Kaiwhakamahi Wakaranga

This job is sometimes referred to as:

Container Crane Operator
Mobile Crane Operator

Crane operators use cranes to lift and move objects, such as building materials on construction sites, shipping containers on wharves or heavy parts for the manufacturing industry. There are many diffferent types and sizes of cranes.

Contact us

Call us on 0800 222 733

What are the chances of getting a job?

Average

Opportunities for crane operators are average for inexperienced crane operators and good for those with experience.

Construction activity increasing

Crane operators are employed across a range of industries, but the single biggest source of employment is the building and construction industry, particularly the commercial (non-residential) building sector. 

The building and construction industry is steadily improving and with it demand for crane operators. Much of this work is in Auckland and Christchurch, although the amount of work being undertaken is increasing in most regions.

While demand for people with experience is good, people with no or little experience will likely find it harder to find work.

Opportunities average outside of the building and construction industry

Opportunities for crane operators in most industries other than building and construction are average. Crane operators in industries such as shipping and manufacturing tend to stay in the role for a long time, so turnover among workers is low. However, many crane operators are reaching retirement age, which is creating some openings. 

Crane operator employers mostly involved with construction

Most crane operators work in the building and construction industry. However, some are also employed in:

  • manufacturing
  • engineering
  • machinery equipment hire and leasing
  • forestry
  • water transport (operating dockyard cranes).

Sources

  • Auton, R, chief executive, Crane Association of New Zealand, Careers New Zealand interview, April 2014.
  • Department of Building and Housing, New Zealand Housing and Construction Quarterly, December 2013, accessed March 2014, (www.dbh.govt.nz).
  • Immigration New Zealand, 'Canterbury Skills Shortage List', accessed April 2014.
  • McClintock, J, operations manager, Certified Builders Association, Careers New Zealand interview, February 2014.
  • Ministry of Business, Innovation and Employment, ‘2003-2012 Occupation Data’ (prepared for Careers New Zealand), 2014.
  • Statistics New Zealand, 'Building Consents Issued February 2014', accessed April 2014, (www.stats.govt.nz).
  • Steeman, M, Wood, A, Stuff website, 'Christchurch rebuild set to accellerate', January 2013.

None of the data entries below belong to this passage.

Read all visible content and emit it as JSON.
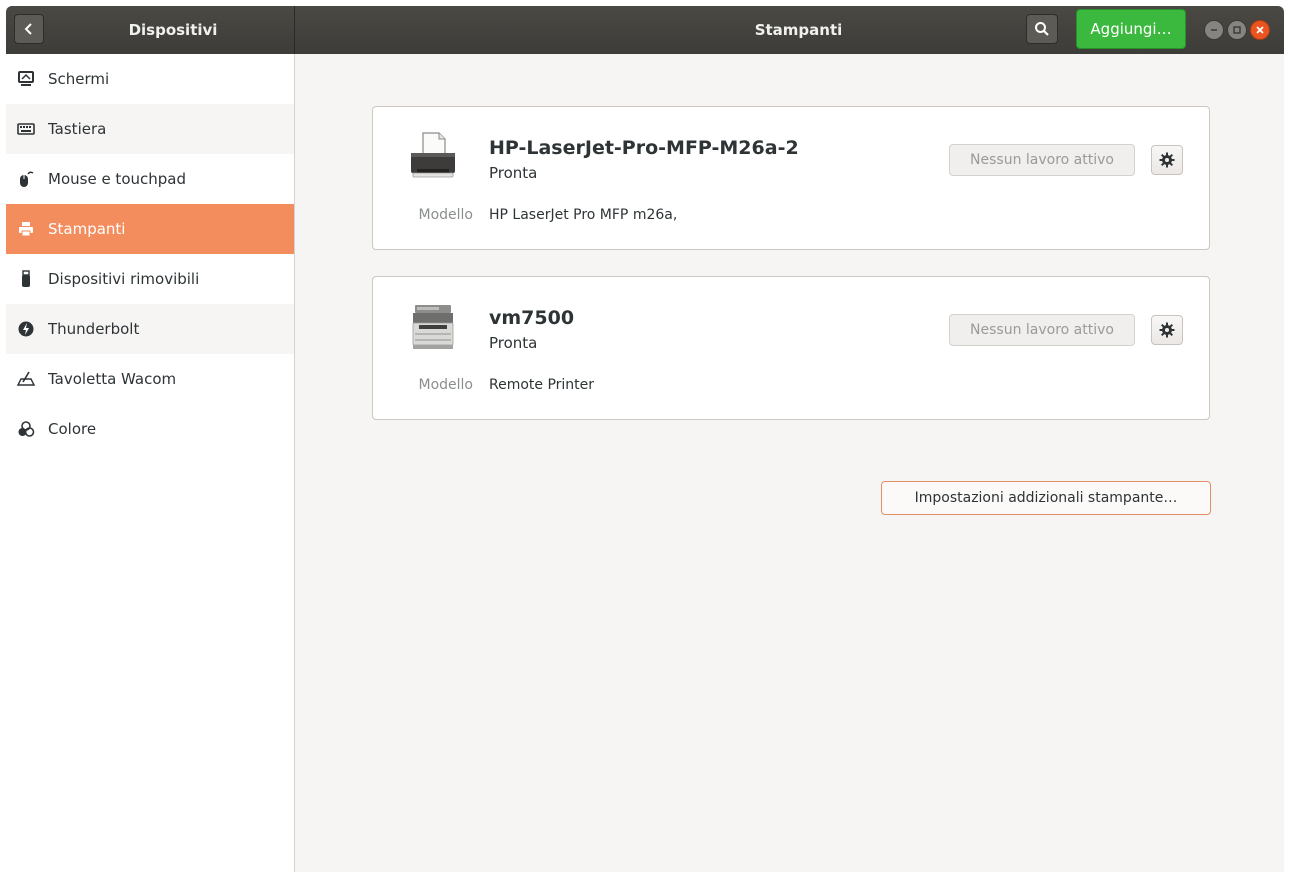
{
  "header": {
    "sidebar_title": "Dispositivi",
    "title": "Stampanti",
    "add_label": "Aggiungi…",
    "back_icon": "chevron-left-icon",
    "search_icon": "search-icon"
  },
  "sidebar": {
    "items": [
      {
        "label": "Schermi",
        "icon": "display-icon"
      },
      {
        "label": "Tastiera",
        "icon": "keyboard-icon"
      },
      {
        "label": "Mouse e touchpad",
        "icon": "mouse-icon"
      },
      {
        "label": "Stampanti",
        "icon": "printer-icon",
        "selected": true
      },
      {
        "label": "Dispositivi rimovibili",
        "icon": "usb-drive-icon"
      },
      {
        "label": "Thunderbolt",
        "icon": "thunderbolt-icon"
      },
      {
        "label": "Tavoletta Wacom",
        "icon": "tablet-icon"
      },
      {
        "label": "Colore",
        "icon": "color-icon"
      }
    ]
  },
  "printers": [
    {
      "name": "HP-LaserJet-Pro-MFP-M26a-2",
      "status": "Pronta",
      "model_label": "Modello",
      "model": "HP LaserJet Pro MFP m26a,",
      "jobs_label": "Nessun lavoro attivo"
    },
    {
      "name": "vm7500",
      "status": "Pronta",
      "model_label": "Modello",
      "model": "Remote Printer",
      "jobs_label": "Nessun lavoro attivo"
    }
  ],
  "additional_settings_label": "Impostazioni addizionali stampante…",
  "colors": {
    "accent": "#f48d5e",
    "add_button": "#3bb83e",
    "close_button": "#e95420"
  }
}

Current vacancies

Crane Driver Listed: 01 Apr 2014 Wellington
Stevedores Listed: 17 Apr 2014 Bay Of Plenty
Class 5 & Hiab Operators Required Listed: 09 Apr 2014 Canterbury
Class 4 or 5 Driver / Hiab Operator Listed: 03 Apr 2014 Auckland
Crane Operator Required! Listed: 04 Apr 2014 Taranaki
Mobile Crane Operator Listed: 21 Apr 2014 Manawatu / Wanganui
Tower, Crawler and Mobile Crane Operators Required Listed: 16 Apr 2014 Canterbury

Other vacancy websites

Progression and specialisations

People usually start out in craning as dogmen, securing loads and advising the crane driver from the ground. They may then move on to operating mobile cranes and tower cranes. Crane operators may progress to supervisory and managerial roles.

There are many different kinds of cranes, each requiring specific skills. Crane types include:

  • mobile cranes
  • crawler cranes
  • tower cranes
  • truck-mounted cranes
  • travelling gantry cranes
  • overhead cranes
  • container and harbour cranes.

Crane operators might also be involved with crane site supervision, and rigging and slinging (securing) of loads.

How many people are doing this job?

Year 2012
1,369
Year 2011
1,416
Year 2010
1,273
Source: Ministry of Business, Innovation and Employment, '2003-2012 Occupation Data' (prepared for Careers New Zealand), 2012.

A crane lifting a shipping container

Crane operators usually specialise in operating a particular class of crane

Construction site workers standing on scaffolding with a crane behind them

The Christchurch rebuild should see increased demand for crane operators

Updated 23 Apr 2014